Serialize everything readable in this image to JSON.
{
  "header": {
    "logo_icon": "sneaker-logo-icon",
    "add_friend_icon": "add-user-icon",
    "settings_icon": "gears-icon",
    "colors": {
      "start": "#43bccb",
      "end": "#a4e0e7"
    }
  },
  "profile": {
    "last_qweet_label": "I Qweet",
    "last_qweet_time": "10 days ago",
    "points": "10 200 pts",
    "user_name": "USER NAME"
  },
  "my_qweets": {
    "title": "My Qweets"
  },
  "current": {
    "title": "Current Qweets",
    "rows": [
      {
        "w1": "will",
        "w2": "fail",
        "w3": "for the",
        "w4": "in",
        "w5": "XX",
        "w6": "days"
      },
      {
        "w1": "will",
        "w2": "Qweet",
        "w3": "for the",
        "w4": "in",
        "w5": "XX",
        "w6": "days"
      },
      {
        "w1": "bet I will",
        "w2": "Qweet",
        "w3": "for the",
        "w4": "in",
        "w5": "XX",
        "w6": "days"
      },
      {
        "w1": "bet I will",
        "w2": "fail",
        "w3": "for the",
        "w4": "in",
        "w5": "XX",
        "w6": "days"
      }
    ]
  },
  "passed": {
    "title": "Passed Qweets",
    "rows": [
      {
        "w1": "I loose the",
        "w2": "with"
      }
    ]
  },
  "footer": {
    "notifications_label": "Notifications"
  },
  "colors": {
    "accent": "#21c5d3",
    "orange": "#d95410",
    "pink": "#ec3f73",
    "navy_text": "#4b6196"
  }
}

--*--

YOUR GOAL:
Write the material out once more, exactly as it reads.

RESPONSE AREA:
Serialize everything readable in this image to JSON.
{
  "header": {
    "logo_icon": "sneaker-logo-icon",
    "add_friend_icon": "add-user-icon",
    "settings_icon": "gears-icon",
    "colors": {
      "start": "#43bccb",
      "end": "#a4e0e7"
    }
  },
  "profile": {
    "last_qweet_label": "I Qweet",
    "last_qweet_time": "10 days ago",
    "points": "10 200 pts",
    "user_name": "USER NAME"
  },
  "my_qweets": {
    "title": "My Qweets"
  },
  "current": {
    "title": "Current Qweets",
    "rows": [
      {
        "w1": "will",
        "w2": "fail",
        "w3": "for the",
        "w4": "in",
        "w5": "XX",
        "w6": "days"
      },
      {
        "w1": "will",
        "w2": "Qweet",
        "w3": "for the",
        "w4": "in",
        "w5": "XX",
        "w6": "days"
      },
      {
        "w1": "bet I will",
        "w2": "Qweet",
        "w3": "for the",
        "w4": "in",
        "w5": "XX",
        "w6": "days"
      },
      {
        "w1": "bet I will",
        "w2": "fail",
        "w3": "for the",
        "w4": "in",
        "w5": "XX",
        "w6": "days"
      }
    ]
  },
  "passed": {
    "title": "Passed Qweets",
    "rows": [
      {
        "w1": "I loose the",
        "w2": "with"
      }
    ]
  },
  "footer": {
    "notifications_label": "Notifications"
  },
  "colors": {
    "accent": "#21c5d3",
    "orange": "#d95410",
    "pink": "#ec3f73",
    "navy_text": "#4b6196"
  }
}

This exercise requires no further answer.